◆ Your assignment: Give back all of the records exactly.

○ ○ ○

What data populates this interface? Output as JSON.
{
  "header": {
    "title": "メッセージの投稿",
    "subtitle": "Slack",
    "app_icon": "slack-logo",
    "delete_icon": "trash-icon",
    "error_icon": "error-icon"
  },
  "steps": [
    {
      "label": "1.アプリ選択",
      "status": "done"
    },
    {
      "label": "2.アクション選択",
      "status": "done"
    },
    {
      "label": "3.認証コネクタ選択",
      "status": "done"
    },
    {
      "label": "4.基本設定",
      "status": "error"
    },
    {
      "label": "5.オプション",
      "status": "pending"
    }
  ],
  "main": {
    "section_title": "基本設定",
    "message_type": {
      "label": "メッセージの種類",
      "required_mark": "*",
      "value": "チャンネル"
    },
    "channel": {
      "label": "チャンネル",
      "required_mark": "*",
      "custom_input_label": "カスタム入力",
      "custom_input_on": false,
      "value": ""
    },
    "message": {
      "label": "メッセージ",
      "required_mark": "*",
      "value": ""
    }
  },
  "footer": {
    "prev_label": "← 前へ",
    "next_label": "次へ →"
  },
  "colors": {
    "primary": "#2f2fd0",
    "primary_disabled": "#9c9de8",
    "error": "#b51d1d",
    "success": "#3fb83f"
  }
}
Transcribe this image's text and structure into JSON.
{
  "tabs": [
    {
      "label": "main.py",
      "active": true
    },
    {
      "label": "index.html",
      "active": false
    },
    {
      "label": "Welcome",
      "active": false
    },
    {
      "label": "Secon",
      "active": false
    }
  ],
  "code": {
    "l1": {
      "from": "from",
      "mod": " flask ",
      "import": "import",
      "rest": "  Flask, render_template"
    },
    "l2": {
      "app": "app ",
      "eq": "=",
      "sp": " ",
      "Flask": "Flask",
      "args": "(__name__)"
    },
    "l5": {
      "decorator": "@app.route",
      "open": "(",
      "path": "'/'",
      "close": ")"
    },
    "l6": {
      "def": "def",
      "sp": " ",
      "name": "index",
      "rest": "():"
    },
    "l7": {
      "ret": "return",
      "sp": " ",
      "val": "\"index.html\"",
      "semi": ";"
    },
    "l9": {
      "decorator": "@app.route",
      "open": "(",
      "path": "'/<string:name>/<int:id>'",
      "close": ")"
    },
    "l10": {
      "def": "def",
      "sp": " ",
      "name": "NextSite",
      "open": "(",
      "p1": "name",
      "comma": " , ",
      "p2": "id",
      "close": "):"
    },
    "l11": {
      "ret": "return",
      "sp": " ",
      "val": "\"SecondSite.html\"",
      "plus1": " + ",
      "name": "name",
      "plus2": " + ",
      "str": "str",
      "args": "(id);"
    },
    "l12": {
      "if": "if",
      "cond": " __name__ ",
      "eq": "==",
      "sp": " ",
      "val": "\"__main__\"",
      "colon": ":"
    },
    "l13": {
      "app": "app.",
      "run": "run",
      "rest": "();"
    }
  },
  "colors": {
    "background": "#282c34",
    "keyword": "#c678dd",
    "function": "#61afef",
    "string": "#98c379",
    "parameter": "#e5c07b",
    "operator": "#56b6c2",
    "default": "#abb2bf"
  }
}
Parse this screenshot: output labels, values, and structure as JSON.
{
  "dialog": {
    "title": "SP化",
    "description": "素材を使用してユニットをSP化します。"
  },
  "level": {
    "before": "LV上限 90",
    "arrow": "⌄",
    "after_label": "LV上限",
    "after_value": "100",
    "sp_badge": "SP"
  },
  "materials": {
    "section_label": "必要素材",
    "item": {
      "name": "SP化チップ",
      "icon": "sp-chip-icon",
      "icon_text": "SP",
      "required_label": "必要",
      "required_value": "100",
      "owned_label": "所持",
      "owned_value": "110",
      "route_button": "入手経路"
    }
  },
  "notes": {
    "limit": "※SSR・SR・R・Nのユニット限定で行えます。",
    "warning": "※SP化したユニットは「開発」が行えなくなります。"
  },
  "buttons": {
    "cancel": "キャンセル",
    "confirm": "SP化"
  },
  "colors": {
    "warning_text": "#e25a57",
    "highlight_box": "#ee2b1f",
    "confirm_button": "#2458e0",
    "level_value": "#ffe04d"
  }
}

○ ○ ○

◆ Answer to this problem:
What data populates this interface? Output as JSON.
{
  "header": {
    "title": "メッセージの投稿",
    "subtitle": "Slack",
    "app_icon": "slack-logo",
    "delete_icon": "trash-icon",
    "error_icon": "error-icon"
  },
  "steps": [
    {
      "label": "1.アプリ選択",
      "status": "done"
    },
    {
      "label": "2.アクション選択",
      "status": "done"
    },
    {
      "label": "3.認証コネクタ選択",
      "status": "done"
    },
    {
      "label": "4.基本設定",
      "status": "error"
    },
    {
      "label": "5.オプション",
      "status": "pending"
    }
  ],
  "main": {
    "section_title": "基本設定",
    "message_type": {
      "label": "メッセージの種類",
      "required_mark": "*",
      "value": "チャンネル"
    },
    "channel": {
      "label": "チャンネル",
      "required_mark": "*",
      "custom_input_label": "カスタム入力",
      "custom_input_on": false,
      "value": ""
    },
    "message": {
      "label": "メッセージ",
      "required_mark": "*",
      "value": ""
    }
  },
  "footer": {
    "prev_label": "← 前へ",
    "next_label": "次へ →"
  },
  "colors": {
    "primary": "#2f2fd0",
    "primary_disabled": "#9c9de8",
    "error": "#b51d1d",
    "success": "#3fb83f"
  }
}
Transcribe this image's text and structure into JSON.
{
  "tabs": [
    {
      "label": "main.py",
      "active": true
    },
    {
      "label": "index.html",
      "active": false
    },
    {
      "label": "Welcome",
      "active": false
    },
    {
      "label": "Secon",
      "active": false
    }
  ],
  "code": {
    "l1": {
      "from": "from",
      "mod": " flask ",
      "import": "import",
      "rest": "  Flask, render_template"
    },
    "l2": {
      "app": "app ",
      "eq": "=",
      "sp": " ",
      "Flask": "Flask",
      "args": "(__name__)"
    },
    "l5": {
      "decorator": "@app.route",
      "open": "(",
      "path": "'/'",
      "close": ")"
    },
    "l6": {
      "def": "def",
      "sp": " ",
      "name": "index",
      "rest": "():"
    },
    "l7": {
      "ret": "return",
      "sp": " ",
      "val": "\"index.html\"",
      "semi": ";"
    },
    "l9": {
      "decorator": "@app.route",
      "open": "(",
      "path": "'/<string:name>/<int:id>'",
      "close": ")"
    },
    "l10": {
      "def": "def",
      "sp": " ",
      "name": "NextSite",
      "open": "(",
      "p1": "name",
      "comma": " , ",
      "p2": "id",
      "close": "):"
    },
    "l11": {
      "ret": "return",
      "sp": " ",
      "val": "\"SecondSite.html\"",
      "plus1": " + ",
      "name": "name",
      "plus2": " + ",
      "str": "str",
      "args": "(id);"
    },
    "l12": {
      "if": "if",
      "cond": " __name__ ",
      "eq": "==",
      "sp": " ",
      "val": "\"__main__\"",
      "colon": ":"
    },
    "l13": {
      "app": "app.",
      "run": "run",
      "rest": "();"
    }
  },
  "colors": {
    "background": "#282c34",
    "keyword": "#c678dd",
    "function": "#61afef",
    "string": "#98c379",
    "parameter": "#e5c07b",
    "operator": "#56b6c2",
    "default": "#abb2bf"
  }
}
Parse this screenshot: output labels, values, and structure as JSON.
{
  "dialog": {
    "title": "SP化",
    "description": "素材を使用してユニットをSP化します。"
  },
  "level": {
    "before": "LV上限 90",
    "arrow": "⌄",
    "after_label": "LV上限",
    "after_value": "100",
    "sp_badge": "SP"
  },
  "materials": {
    "section_label": "必要素材",
    "item": {
      "name": "SP化チップ",
      "icon": "sp-chip-icon",
      "icon_text": "SP",
      "required_label": "必要",
      "required_value": "100",
      "owned_label": "所持",
      "owned_value": "110",
      "route_button": "入手経路"
    }
  },
  "notes": {
    "limit": "※SSR・SR・R・Nのユニット限定で行えます。",
    "warning": "※SP化したユニットは「開発」が行えなくなります。"
  },
  "buttons": {
    "cancel": "キャンセル",
    "confirm": "SP化"
  },
  "colors": {
    "warning_text": "#e25a57",
    "highlight_box": "#ee2b1f",
    "confirm_button": "#2458e0",
    "level_value": "#ffe04d"
  }
}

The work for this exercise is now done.